Saturday, April 26, 2003

Worker let go after 66 years

Truckmaker, 84, never wanted to retire

The Associated Press

SPRINGFIELD, Ohio - The year Charlie Reibold began working for what is now International Truck & Engine Corp., Amelia Earhart disappeared over the Pacific Ocean.

[IMAGE] Charlie Reibold, 84, who worked at the International truck manufacturing plant in Springfield for 66 years, was laid off Wednesday.
(Associated Press photo)
| ZOOM |
The 19-year-old Reibold took home $17.50 a week in 1937. He worked for the truck maker until Wednesday, when the 84-year-old was laid off.

"I didn't think I would be laid off with that much time," Reibold said Friday. "I thought I would be the one to say: 'Well, fellas, I'm done. Goodbye.' I just walked out the front door. I didn't even go back to clean my desk out."

Reibold, of Springfield, worked at various jobs but spent most of the past 20 years at the body plant. After the body plant closed in October, Reibold was transferred to the assembly plant, where he coordinated incoming frames, engines, transmissions and other parts for the assembly line.

Reibold said the job was complicated and that he didn't think he got enough training. He said he apparently didn't do the job to the satisfaction of his supervisor. "Different things kept popping up that I never heard of before," Reibold said.

Reibold said he could be recalled from layoff if there is another job opening, but he doesn't expect it. He has filed a grievance with the company to try to get his job back.
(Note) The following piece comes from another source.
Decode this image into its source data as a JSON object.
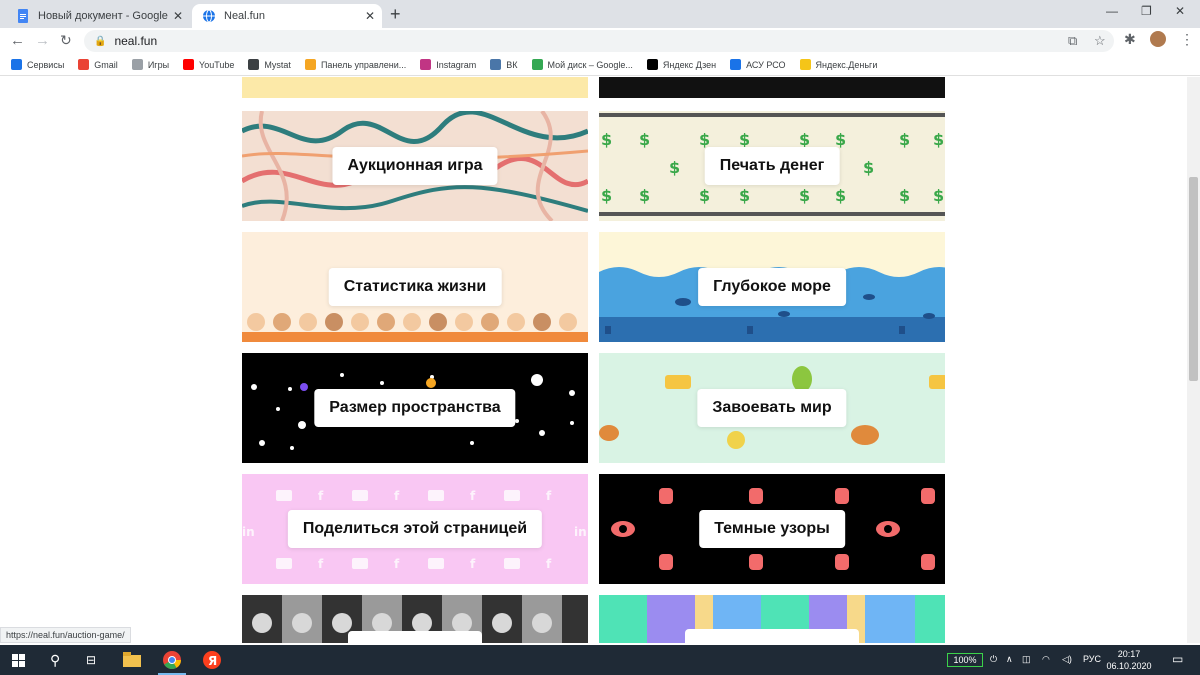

International spokesman Kyle Rose said company policy is not to discuss personnel issues.

Reibold's 66-year employment was interrupted only twice, a nine-month layoff in 1938 and Army service in World War II.

"Everything else came second. The job came first," he said. "That's the way I was raised."

Reibold said he is in good health and never considered retiring for fear of ending up sitting around the house with nothing to do.

But he expects to "just do nothing" now that he's laid off.

Evidence argued in death case
Kaltmans tell tales of survival
Colleges come to terms with SARS
Comair: SARS alerts cause some travelers to Toronto to stay home

Tristaters head to square to show support for troops
Hueston Woods park honored as bird haven
Elmwood Place faces new search for chief
Sycamore St. nightclub closed by its landlord
Obituary: The Rev. Joseph Willmes
Tristate A.M. Report

McNUTT: Neighborhoods
Faith matters: God's message told on street

Millikin Woods road under way
Team is fast with the answer
Mystery bolt not from space

Schools' 'calamity days' end if bill OK'd
Opposition swells against Ohio judge nominee
Resnick wants courts to uphold election commission ad ruling
83,000 in Cleveland may have been infected by W. Nile virus
Worker let go after 66 years
Company blames reactor engineer
Damaged trees could help enrich Scioto Co.
Waste disposal plan angers residents
OSU students warned not to party too hearty
Municipal judge indicted in arson
His name is on the scale: Charles Richter

Pattons play host to Princess Anne
Program targets children under 6
Purple will be all the rage at daylong 'People Bridge' party
Developers get in line for Covington's riverfront
Lexington TV station axes 3 top execs